WORK INSTRUCTION:
Your response should reproduce every line of the entries that contains the word "Project".

GIVEN DATA:

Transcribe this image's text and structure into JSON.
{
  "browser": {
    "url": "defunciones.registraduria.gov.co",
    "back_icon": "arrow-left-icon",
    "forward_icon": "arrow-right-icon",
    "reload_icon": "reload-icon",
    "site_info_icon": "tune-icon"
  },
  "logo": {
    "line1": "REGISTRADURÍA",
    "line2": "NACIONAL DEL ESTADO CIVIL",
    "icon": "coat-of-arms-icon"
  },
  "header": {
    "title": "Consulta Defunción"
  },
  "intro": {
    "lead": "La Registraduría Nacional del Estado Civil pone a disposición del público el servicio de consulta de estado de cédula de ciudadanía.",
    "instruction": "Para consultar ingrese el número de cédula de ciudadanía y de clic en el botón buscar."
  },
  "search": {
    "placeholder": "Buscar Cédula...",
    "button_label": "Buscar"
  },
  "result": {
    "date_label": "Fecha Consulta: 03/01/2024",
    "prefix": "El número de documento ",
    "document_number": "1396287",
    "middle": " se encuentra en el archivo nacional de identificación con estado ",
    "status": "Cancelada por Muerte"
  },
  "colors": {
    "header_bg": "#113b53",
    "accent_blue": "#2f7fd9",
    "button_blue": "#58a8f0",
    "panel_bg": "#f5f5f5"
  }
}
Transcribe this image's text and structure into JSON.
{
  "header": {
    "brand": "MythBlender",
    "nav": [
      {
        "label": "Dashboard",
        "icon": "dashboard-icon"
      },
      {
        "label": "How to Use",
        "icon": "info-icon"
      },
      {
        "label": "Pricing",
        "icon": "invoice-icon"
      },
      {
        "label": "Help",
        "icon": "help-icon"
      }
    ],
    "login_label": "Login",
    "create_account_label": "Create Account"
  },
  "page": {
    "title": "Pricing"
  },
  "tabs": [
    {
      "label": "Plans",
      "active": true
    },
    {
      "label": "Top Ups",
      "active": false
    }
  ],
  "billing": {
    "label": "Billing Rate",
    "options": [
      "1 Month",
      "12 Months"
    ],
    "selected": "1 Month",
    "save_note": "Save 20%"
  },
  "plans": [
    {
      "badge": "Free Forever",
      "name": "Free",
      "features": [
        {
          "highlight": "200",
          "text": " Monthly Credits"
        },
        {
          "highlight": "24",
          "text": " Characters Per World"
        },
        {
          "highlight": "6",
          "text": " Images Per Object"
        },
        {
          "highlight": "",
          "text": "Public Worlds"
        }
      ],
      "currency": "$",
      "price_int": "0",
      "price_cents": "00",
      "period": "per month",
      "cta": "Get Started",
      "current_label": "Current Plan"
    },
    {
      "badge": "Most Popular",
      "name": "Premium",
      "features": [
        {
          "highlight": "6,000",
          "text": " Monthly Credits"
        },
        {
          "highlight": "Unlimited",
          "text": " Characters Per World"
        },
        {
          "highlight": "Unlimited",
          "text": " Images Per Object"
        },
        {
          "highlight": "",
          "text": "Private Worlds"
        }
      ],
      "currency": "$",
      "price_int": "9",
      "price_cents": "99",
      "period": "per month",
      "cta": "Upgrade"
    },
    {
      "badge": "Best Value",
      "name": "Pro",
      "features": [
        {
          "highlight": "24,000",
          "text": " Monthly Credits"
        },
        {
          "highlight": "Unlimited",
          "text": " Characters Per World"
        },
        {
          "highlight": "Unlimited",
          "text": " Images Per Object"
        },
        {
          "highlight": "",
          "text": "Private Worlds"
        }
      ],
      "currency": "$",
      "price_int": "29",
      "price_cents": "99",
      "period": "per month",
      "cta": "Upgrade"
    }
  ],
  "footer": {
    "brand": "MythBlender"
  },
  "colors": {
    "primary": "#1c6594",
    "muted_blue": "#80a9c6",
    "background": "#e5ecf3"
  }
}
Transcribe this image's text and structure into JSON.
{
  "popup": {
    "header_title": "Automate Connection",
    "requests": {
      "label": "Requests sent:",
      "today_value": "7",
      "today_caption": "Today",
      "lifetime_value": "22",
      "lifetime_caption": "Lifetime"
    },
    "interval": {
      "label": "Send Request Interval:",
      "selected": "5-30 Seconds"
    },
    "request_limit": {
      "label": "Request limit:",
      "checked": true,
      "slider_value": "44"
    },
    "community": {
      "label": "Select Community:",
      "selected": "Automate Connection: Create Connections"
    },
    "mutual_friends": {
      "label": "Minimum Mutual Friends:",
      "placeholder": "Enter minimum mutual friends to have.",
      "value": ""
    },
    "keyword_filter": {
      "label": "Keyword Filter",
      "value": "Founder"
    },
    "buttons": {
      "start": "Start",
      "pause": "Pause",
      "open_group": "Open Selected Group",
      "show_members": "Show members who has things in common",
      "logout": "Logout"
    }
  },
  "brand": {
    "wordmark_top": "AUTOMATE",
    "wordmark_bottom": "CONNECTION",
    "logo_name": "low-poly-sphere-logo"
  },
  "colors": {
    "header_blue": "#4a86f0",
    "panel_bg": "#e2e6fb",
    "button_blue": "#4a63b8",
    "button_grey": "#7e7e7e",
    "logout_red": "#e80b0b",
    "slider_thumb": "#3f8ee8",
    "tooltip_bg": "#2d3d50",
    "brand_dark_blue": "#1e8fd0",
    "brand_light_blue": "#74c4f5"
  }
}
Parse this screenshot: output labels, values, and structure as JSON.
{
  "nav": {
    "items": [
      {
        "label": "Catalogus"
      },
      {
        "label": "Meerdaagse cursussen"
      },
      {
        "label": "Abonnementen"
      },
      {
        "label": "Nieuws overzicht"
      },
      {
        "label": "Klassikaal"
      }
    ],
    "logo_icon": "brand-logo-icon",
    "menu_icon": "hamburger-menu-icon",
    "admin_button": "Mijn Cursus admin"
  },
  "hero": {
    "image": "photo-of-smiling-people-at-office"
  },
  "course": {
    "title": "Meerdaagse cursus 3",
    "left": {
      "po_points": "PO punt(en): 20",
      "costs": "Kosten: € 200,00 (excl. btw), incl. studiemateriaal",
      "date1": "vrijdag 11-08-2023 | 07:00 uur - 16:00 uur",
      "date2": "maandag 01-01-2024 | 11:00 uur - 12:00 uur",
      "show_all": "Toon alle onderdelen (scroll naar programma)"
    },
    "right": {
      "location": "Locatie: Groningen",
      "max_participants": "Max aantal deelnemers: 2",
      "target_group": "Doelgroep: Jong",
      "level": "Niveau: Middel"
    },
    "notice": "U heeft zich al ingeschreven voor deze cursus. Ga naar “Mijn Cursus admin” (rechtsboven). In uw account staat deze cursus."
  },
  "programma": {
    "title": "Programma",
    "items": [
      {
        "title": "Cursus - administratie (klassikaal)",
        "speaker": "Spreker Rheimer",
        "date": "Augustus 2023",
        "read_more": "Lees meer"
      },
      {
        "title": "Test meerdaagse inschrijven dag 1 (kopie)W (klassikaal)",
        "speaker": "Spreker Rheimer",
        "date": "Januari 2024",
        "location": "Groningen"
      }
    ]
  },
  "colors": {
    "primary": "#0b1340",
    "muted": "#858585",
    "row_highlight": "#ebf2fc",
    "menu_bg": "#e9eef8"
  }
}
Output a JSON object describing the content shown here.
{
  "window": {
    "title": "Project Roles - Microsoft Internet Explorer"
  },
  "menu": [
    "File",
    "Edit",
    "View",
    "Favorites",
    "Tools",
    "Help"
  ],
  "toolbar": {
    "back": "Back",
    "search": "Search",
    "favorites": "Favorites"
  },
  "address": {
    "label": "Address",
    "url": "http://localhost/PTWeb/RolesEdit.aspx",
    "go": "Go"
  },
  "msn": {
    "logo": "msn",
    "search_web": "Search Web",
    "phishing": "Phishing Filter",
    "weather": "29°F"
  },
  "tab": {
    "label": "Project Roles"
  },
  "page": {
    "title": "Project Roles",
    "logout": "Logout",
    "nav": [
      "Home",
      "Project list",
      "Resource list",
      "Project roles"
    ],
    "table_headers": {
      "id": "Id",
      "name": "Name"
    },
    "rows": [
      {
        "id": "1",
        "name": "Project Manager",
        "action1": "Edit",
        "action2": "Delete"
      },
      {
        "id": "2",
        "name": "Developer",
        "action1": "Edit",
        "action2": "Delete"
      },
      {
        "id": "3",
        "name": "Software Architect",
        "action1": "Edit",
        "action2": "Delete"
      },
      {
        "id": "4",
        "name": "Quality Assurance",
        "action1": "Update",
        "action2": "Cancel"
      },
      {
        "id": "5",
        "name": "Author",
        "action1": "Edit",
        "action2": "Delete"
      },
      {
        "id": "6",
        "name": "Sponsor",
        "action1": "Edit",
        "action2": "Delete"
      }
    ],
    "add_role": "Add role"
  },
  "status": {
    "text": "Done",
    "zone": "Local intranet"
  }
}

REPLY:
    "title": "Project Roles - Microsoft Internet Explorer"
    "label": "Project Roles"
    "title": "Project Roles",
      "Project list",
      "Project roles"
        "name": "Project Manager",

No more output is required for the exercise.